Is there a word more redolent of the bustle and hustle of a Victorian London street than “costermonger?” In the popular imagination, these barrow-sellers of fruits and vegetables (among other items) are “cheery chirpy Cockney chappie” figures, best known for singing and dancing about in colorful rags and scenic grime in films like Mary Poppins and Oliver. But the truth is that this was a hardscrabble life for the working poor of London—and it spawned a culture of surprising complexity and violence.

The resplendent four-volume sociological volume London Labor and the Working Poor by the 19th century journalist Henry Mayhew begins with a 50-page study of costermongers, detailing not just their work routines but their living conditions, entertainments, culture and customs. A coster-boy’s life would begin in summer before dawn, calling wares for his father after washing and dressing the barrow. When most of the goods were sold by noon, the boy would be sent with the fruit to hawk on the streets. Without schooling most were illiterate, and by 13 would have graduated to their own barrow and the same marginal existence as their dads.
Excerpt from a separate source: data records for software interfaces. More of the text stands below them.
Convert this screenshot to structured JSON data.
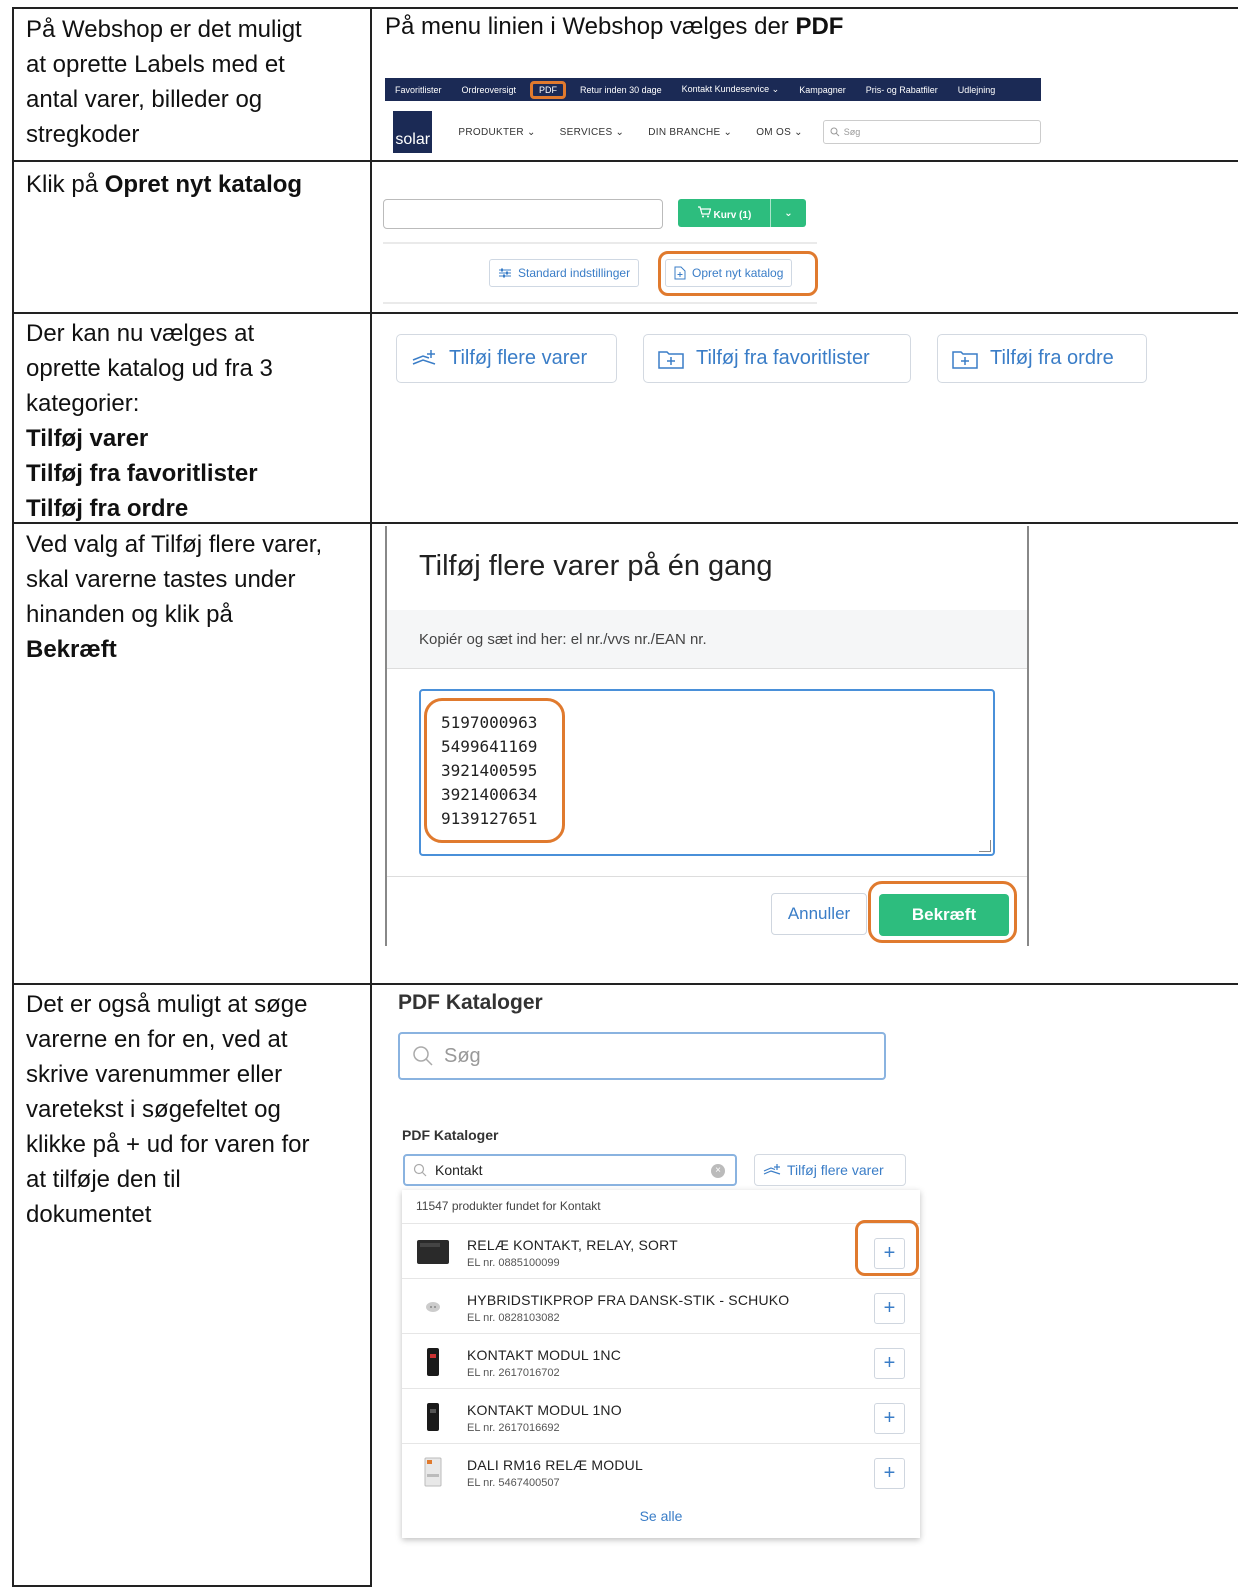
{
  "rows": [
    {
      "left_lines": [
        "På Webshop er det muligt",
        "at oprette Labels med et",
        "antal varer, billeder og",
        "stregkoder"
      ],
      "right_title_prefix": "På menu linien i Webshop vælges der ",
      "right_title_bold": "PDF",
      "nav_items": [
        "Favoritlister",
        "Ordreoversigt",
        "PDF",
        "Retur inden 30 dage",
        "Kontakt Kundeservice ⌄",
        "Kampagner",
        "Pris- og Rabatfiler",
        "Udlejning"
      ],
      "logo": "solar",
      "menu_items": [
        "PRODUKTER ⌄",
        "SERVICES ⌄",
        "DIN BRANCHE ⌄",
        "OM OS ⌄"
      ],
      "search_placeholder": "Søg"
    },
    {
      "left_prefix": "Klik på ",
      "left_bold": "Opret nyt katalog",
      "kurv_label": "Kurv (1)",
      "standard_label": "Standard indstillinger",
      "opret_label": "Opret nyt katalog"
    },
    {
      "left_lines": [
        "Der kan nu vælges at",
        "oprette katalog ud fra 3",
        "kategorier:"
      ],
      "left_bold_lines": [
        "Tilføj varer",
        "Tilføj fra favoritlister",
        "Tilføj fra ordre"
      ],
      "buttons": [
        "Tilføj flere varer",
        "Tilføj fra favoritlister",
        "Tilføj fra ordre"
      ]
    },
    {
      "left_lines": [
        "Ved valg af Tilføj flere varer,",
        "skal varerne tastes under",
        "hinanden og klik på"
      ],
      "left_bold": "Bekræft",
      "dialog_title": "Tilføj flere varer på én gang",
      "dialog_subtitle": "Kopiér og sæt ind her: el nr./vvs nr./EAN nr.",
      "codes": [
        "5197000963",
        "5499641169",
        "3921400595",
        "3921400634",
        "9139127651"
      ],
      "cancel_label": "Annuller",
      "confirm_label": "Bekræft"
    },
    {
      "left_lines": [
        "Det er også muligt at søge",
        "varerne en for en, ved at",
        "skrive varenummer eller",
        "varetekst i søgefeltet og",
        "klikke på + ud for varen for",
        "at tilføje den til",
        "dokumentet"
      ],
      "heading": "PDF Kataloger",
      "search_placeholder": "Søg",
      "heading2": "PDF Kataloger",
      "search_value": "Kontakt",
      "add_more_label": "Tilføj flere varer",
      "results_count": "11547 produkter fundet for Kontakt",
      "products": [
        {
          "name": "RELÆ KONTAKT, RELAY, SORT",
          "el": "EL nr. 0885100099"
        },
        {
          "name": "HYBRIDSTIKPROP FRA DANSK-STIK - SCHUKO",
          "el": "EL nr. 0828103082"
        },
        {
          "name": "KONTAKT MODUL 1NC",
          "el": "EL nr. 2617016702"
        },
        {
          "name": "KONTAKT MODUL 1NO",
          "el": "EL nr. 2617016692"
        },
        {
          "name": "DALI RM16 RELÆ MODUL",
          "el": "EL nr. 5467400507"
        }
      ],
      "plus": "+",
      "see_all": "Se alle"
    }
  ],
  "colors": {
    "highlight": "#e07a2e",
    "accent_green": "#2dbd7e",
    "link_blue": "#3a7dc7",
    "nav_bg": "#1b2a55"
  }
}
Their main entertainments were drinking, gambling and the “penny gaffs,” small ramshackle theaters presenting variety shows that shocked middle-class Londoners and delighted the patrons.

While honor amongst costermongers was a deeply-held custom (it was said that they could leave a barrow alone for an entire day, so long as another costermonger had it in sight), they were known as a tough crew, given to fistfights. “A good pugilist is looked up to with great admiration by the costers, and fighting is considered to be a necessary part of a boy’s education,” says Mayhew.  They were sworn enemies of the police (the main impediment to their livelihood), and getting a solid hit on a constable by any means, including the occasional sucker-punch, was a point of pride in the community. “I am assured that in case of a political riot every ‘coster’ would seize his policeman.”

Now that’s an interesting thought: what if the violence of the Costermongers was honed into a “Costermob?” How would a squadron of bobbies do against a crowd of barrow boys? To find out what that might sound like, Listen to Episode 18, “Apples and Coppers,” where things get even more unpleasant for the Brass Family and their friends!